We found that self-perceived risk for heart disease is associated with follow-up rates in patients who present to the ED with chest pain. We failed to find an association between social determinants of health, health literacy, trust in physician or barriers to access, and follow-up rates in these patients. Conversations with patients about their actual risk of ACS, such as with objective cardiovascular risk assessments such as the PROCAM and Framingham tools, may improve patient compliance with follow-up. Future studies should investigate how to improve follow-up compliance.
Section Editor: Tony Zitek, MD
Full text available through open access at http://escholarship.org/uc/uciem_westjem
Address for Correspondence: Deborah B. Diercks, MD, MSc, University of Texas Southwestern, Department of Emergency Medicine, 5323 Harry Hines Blvd, Dallas, TX 75320. Email: Deborah.Diercks@UTSouthwestern.edu. 5 / 2021; 22:667 – 671
Submission history: Revision received July 6, 2020; Submitted December 13, 2020; Accepted December 17, 2020
Conflicts of Interest: By the WestJEM article submission agreement, all authors are required to disclose all affiliations, funding sources and financial or management relationships that could be perceived as potential sources of bias. No author has professional or financial relationships with any companies that are relevant to this study. There are no conflicts of interest or sources of funding to declare.
1. Montalescot G, Sechtem U, Achenbach S, et al. 2013 ESC guidelines on the management of stable coronary artery disease: the Task Force on the Management of Stable Coronary Artery Disease of the European Society of Cardiology. Eur Heart J. 2013;34(38):2949-3003.
2. Wong MK, Wang JT, Czarnecki A, et al. Factors associated with physician follow-up among patients with chest pain discharged from the emergency department. CMAJ. 2015;187(5):E160-8.
3. Braveman P, Gottlieb L. The social determinants of health: It’s time to consider the causes of the causes. Public Health Rep. 2014;129(Suppl 2):19-31.
4. Milano P, Carden DL, Jackman KM, et al. Compliance with outpatient stress testing in low-risk patients presenting to the emergency department with chest pain. Crit Pathw Cardiol. 2011;10(1):35-40.
5. Story M, Reynolds B, Bowser M, et al. Barriers to outpatient stress testing follow-up for low-risk chest pain patients presenting to an ED chest pain unit. Am J Emerg Med. 2016;34(5):790-3.
6. Atzema CL, Maclagan LC. The transition of care between emergency department and primary care: a scoping study.
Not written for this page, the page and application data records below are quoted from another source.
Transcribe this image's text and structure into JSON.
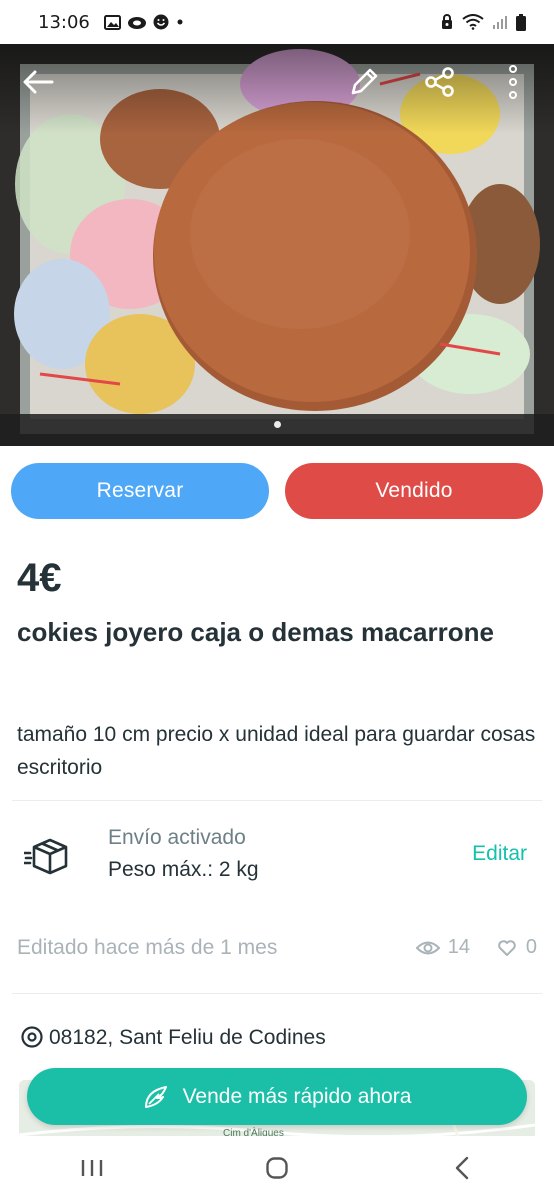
{
  "status_bar": {
    "time": "13:06",
    "left_icons": [
      "gallery-icon",
      "cloud-icon",
      "face-icon",
      "dot-icon"
    ],
    "right_icons": [
      "alarm-icon",
      "wifi-icon",
      "signal-icon",
      "battery-icon"
    ]
  },
  "photo": {
    "alt": "",
    "page_count": 1,
    "current_page": 1
  },
  "header_actions": {
    "back_icon": "arrow-left-icon",
    "edit_icon": "pencil-icon",
    "share_icon": "share-icon",
    "more_icon": "more-vertical-icon"
  },
  "actions": {
    "reserve_label": "Reservar",
    "sold_label": "Vendido"
  },
  "listing": {
    "price": "4€",
    "title": "cokies joyero caja o demas macarrone",
    "description": "tamaño 10 cm precio x unidad ideal para guardar cosas escritorio"
  },
  "shipping": {
    "title": "Envío activado",
    "weight": "Peso máx.: 2 kg",
    "edit_label": "Editar"
  },
  "meta": {
    "edited": "Editado hace más de 1 mes",
    "views": "14",
    "favorites": "0"
  },
  "location": {
    "text": "08182, Sant Feliu de Codines"
  },
  "map": {
    "label": "Cim d'Àligues"
  },
  "cta": {
    "label": "Vende más rápido ahora"
  },
  "colors": {
    "reserve": "#4fa8f7",
    "sold": "#df4c47",
    "accent": "#13c1ac",
    "text": "#253238",
    "muted": "#a9b3b8"
  }
}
Acad Emerg Med. 2017;24(2):201-15.
7. Versteylen MO, Joosen IA, Shaw LJ, et al. Comparison of Framingham, PROCAM, SCORE, and Diamond Forrester to predict coronary atherosclerosis and cardiovascular events. J Nucl Cardiol. 2011;18(5):904-11.
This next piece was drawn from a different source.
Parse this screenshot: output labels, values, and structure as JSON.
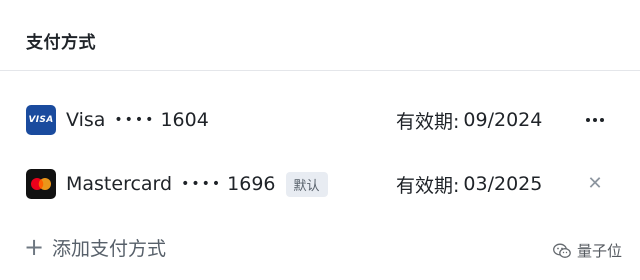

8. Lee SY, Stucky BD, Lee JY, et al. Short Assessment of Health Literacy-Spanish and English: a comparable test of health literacy for Spanish and English speakers. Health Serv Res. 2010;45(4):1105-20.
9. Miller TA. Health literacy and adherence to medical treatment in chronic and acute illness: a meta-analysis. Patient Educ Couns. 2016;99(7):1079-86.
10. Likert R. A technique for the development of attitude scales. Educ Psychol Meas. 1952;12:313-15.
11. Anderson LA, Dedrick RF. Development of the Trust in Physician scale: a measure to assess interpersonal trust in patient-physician relationships. Psychol Rep. 1990;67(3 Pt 2):1091-100.
12. Graham JL, Shahani L, Grimes RM, et al. The influence of trust in physicians and trust in the healthcare system on linkage, retention, and adherence to HIV care. AIDS Patient Care STDS. 2015;29(12):661-7.
13. Hussein HM, Harris-Lane P, Abdelmoula MM, et al. Accuracy of self-perception of cardiovascular risk in the community. J Vasc Interv Neurol. 2008;1(4):106-12.